Other than the travertines and Roman city of Hierapolis, places worth a look around Pamukkale are:
1 Laodikeia (Laodicea) (6 km from Pamukkale on the Denizli road. Take the bus towards Denizli. Tell the driver you want to go to Laodikiya, he will drop you off on the side of the road next to the sign. From there, turn right following the sign and walk for about 15 minutes and you’ll get to the site. See the Denizli article for more information.
Colossae. Ancient ruins 7 km from Pamukkale of an ancient city of Phrygia. It has never been excavated.
2 Karahayit (5 minutes from Pamukkale by local bus. Once you get to the last bus stop head to the northern edge of the town where springs and mud bath located.). The red spring is not even nearly as big as the calcium outcrop in Pamukkale, but worth a look. You might also want to try their mud baths. The entry to the site is free.
Kaklik Caves. They are like a small version of Pamukkale, but in a cave, underground and are about 30 minutes from Pamukkale.
You can walk down barefoot in the waterfalls from the village. No shoes are allowed on the travertines. If you don’t want to walk back to top, you can use the buses dropping off people back to top, which depart from near lower end of the travertines. You should wear swimming suit. A lot of people bath in the baths here.
1 Thermal pool in the Hierapolis area also called “Cleopatra Pools”. Swim with Roman ruins in a large natural swimming pool located just past the topmost travertines. It’s a hot spring pool that has sections of the original marble columns in it.
Paragliding. Lots of paragliding options. Some are short another last longer.
Hot-air balloon ride. There are trips available.
The Pamukkale/Denizli area is famous for its cotton and homewares. These are becoming sought after world wide and the best place to go is the town of Buldan, about 30 minutes drive from Pamukkale. Many of the other souvenirs and traditional Turkish wares that you can find in other parts of Turkey are cheaper around Denizli/Pamukkale because they are produced there.
The best and freshest food is to be found in the small family run pensions, but for a great open air restaurant where you can eat ‘borek’ the Turkish pancakes and gaze across the valley, try Alis on the mai.
Travertines and Hierapolis
There are three entry gates, one at the bottom of the travertines and two at the top. A shuttle will take you between gates for 2 TL. Entry to Hierapolis and the travertines is a single ticket that costs 35 TL (Nov 2017). Entrance is from 08:00 – 21:00 daily.

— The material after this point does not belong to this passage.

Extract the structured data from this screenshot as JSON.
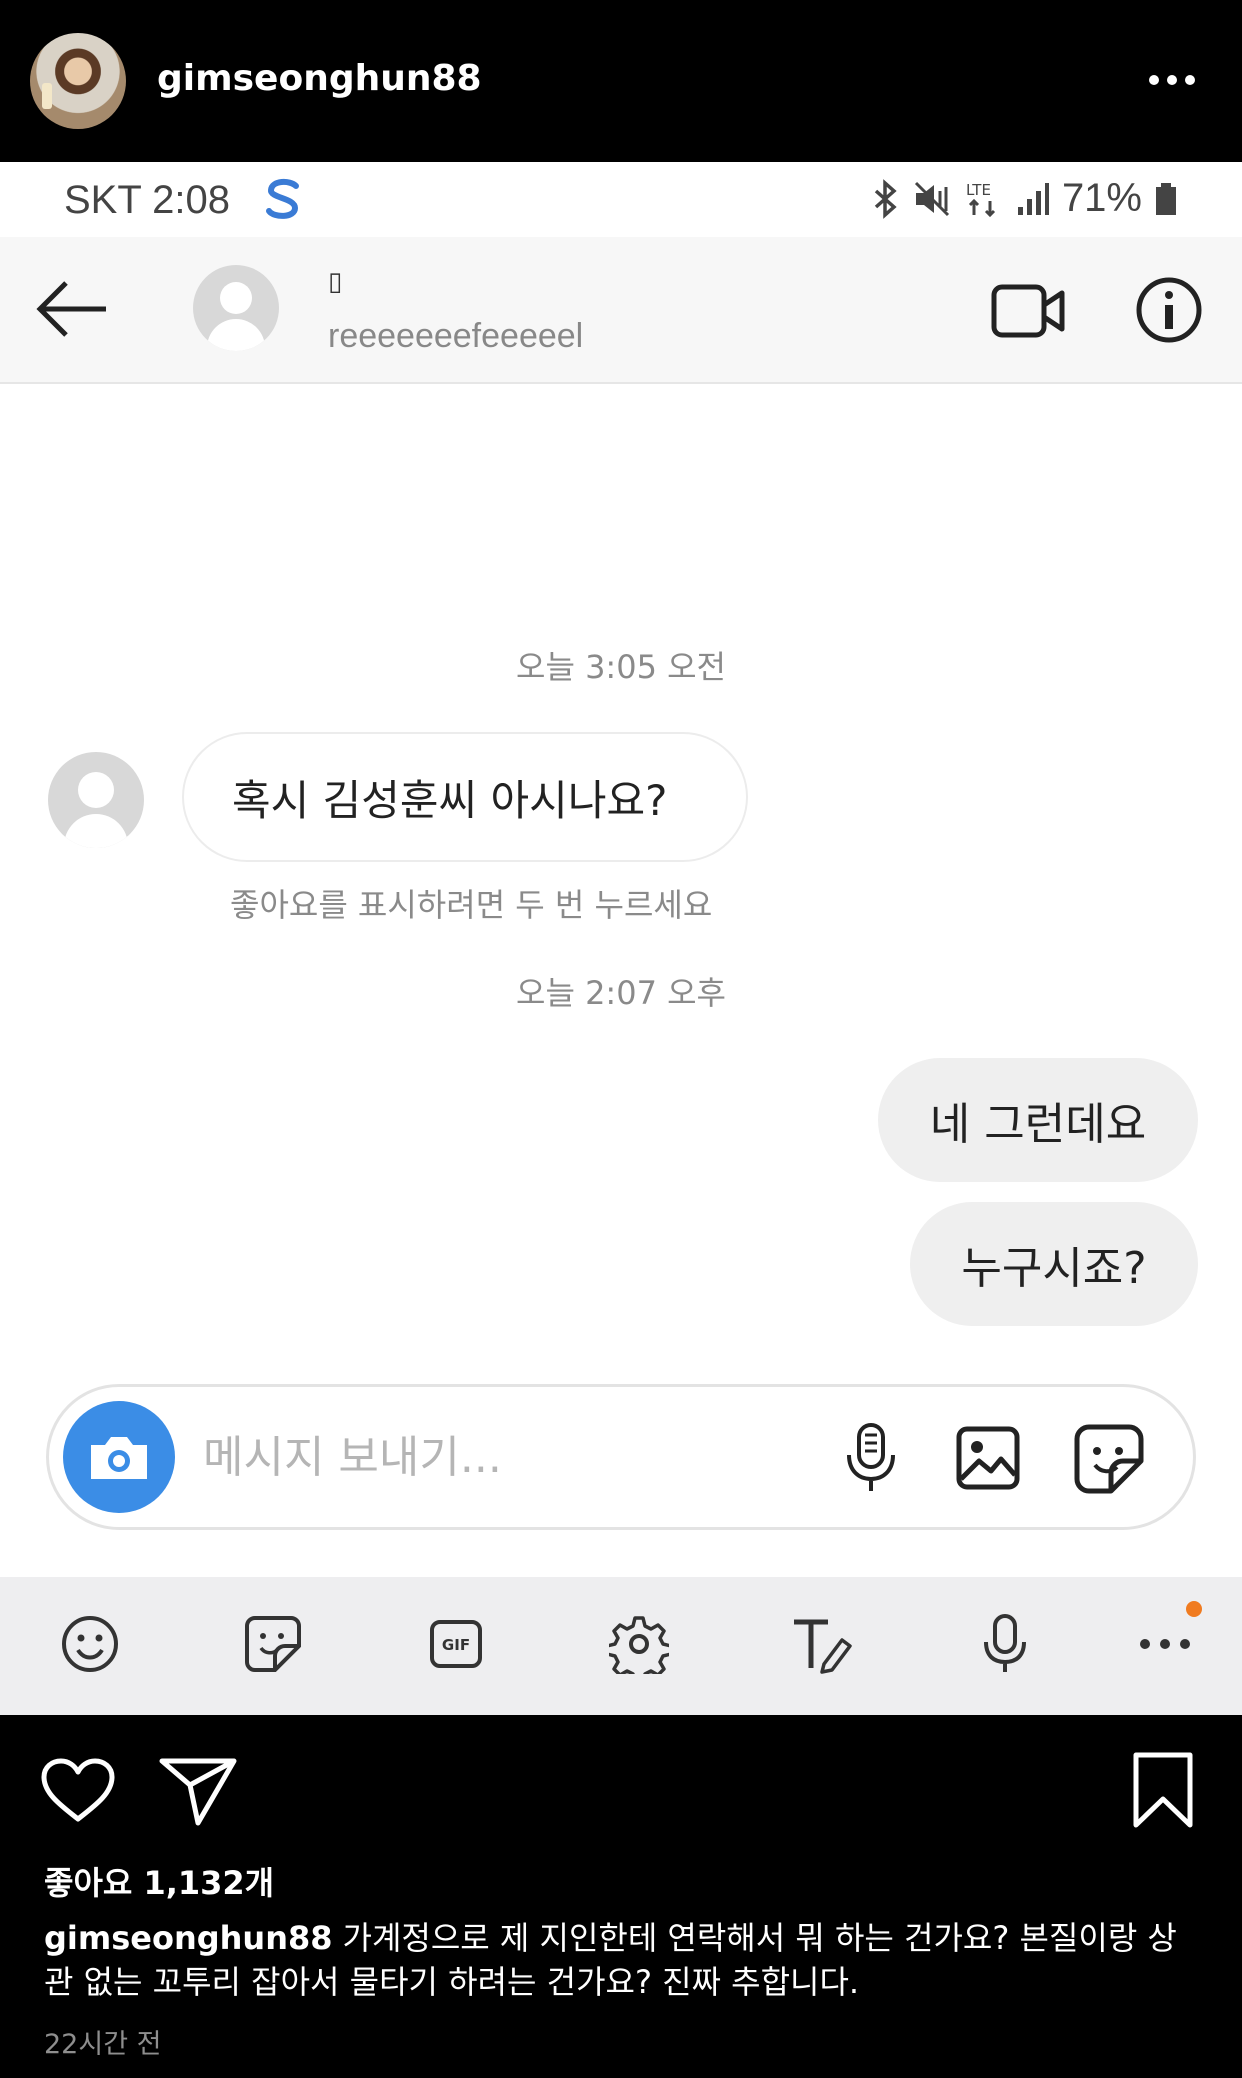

The travertine terraces above Pamukkale and below the ancient city of Hierapolis are a UNESCO World Heritage site. This “Cotton Castle” is accessed via a gate near Pamukkale, and the walk up takes about 30 minutes and offers numerous opportunities to soak in pools that are generally no more than a foot deep. Tough pollution control regulations require removing your shoes in order to walk on them (so bring something to put your shoes in!), so the travertines stay white as ever. This job is made tougher in winters when the water flowing down the chalky cascades will be freezing cold.
At the top of the travertines lies the ancient Roman city of Hierapolis. The ruins of the city sprawl over a large area, but sites are well-marked and there are trails that can be easily followed. The 12,000-seat amphitheater is in excellent condition and is a highlight, as are the town gates and main road. In addition, the town is home to the Martyrium of St. Phillip, a pilgrimage site that is supposedly the site where the apostle Philip was martyred and buried. The church at the site is in ruins, but its foundations reveal an unusual octagonal plan.
You can soak in the antique pool for an extra fee.
The travertine is a slip formed by a multifaceted chemical reaction and subsequent precipitation of various causes and environments. The geological events that led to the thermal source of Pamukkale affected a large area. In this region, there are 17 hot water areas with temperatures ranging from 35-100 degrees Celsius. Pamukkale source has been used since antiquity.
The thermal water comes from the source with a channel of 320 m length per travertine, and from there it is poured into the travertine floors where 60-70 m of partial sedimentation takes place, and it travels 240-300 m on average.
During contact with oxygen in the air, the water containing high amounts of Calcium Hydrocarbonate in the 35.6 C warming temperature causes carbon dioxide and Carbon monoxide to fly causing calcium carbonate to precipitate and form travertine. The precipitate is in the gel state in the first step. Calcium carbonate which is precipitating in the layer pods and creases is initially a soft gel.
It becomes hard and transforms into travertine over time. However, the movement of the walk through the floors causes the soft calcium carbonate to crumble and disperse. Travertines are provided within a particular program with thermal water control. Water that has been pumped for a long time causes algae and therefore unpleasant pollution in travertines. In the formation of whiteness; weather conditions, heat loss, flow propagation, and duration are influential. Precipitation continues until the carbon dioxide in the thermal water reaches the equilibrium of the atmospheric carbon dioxide.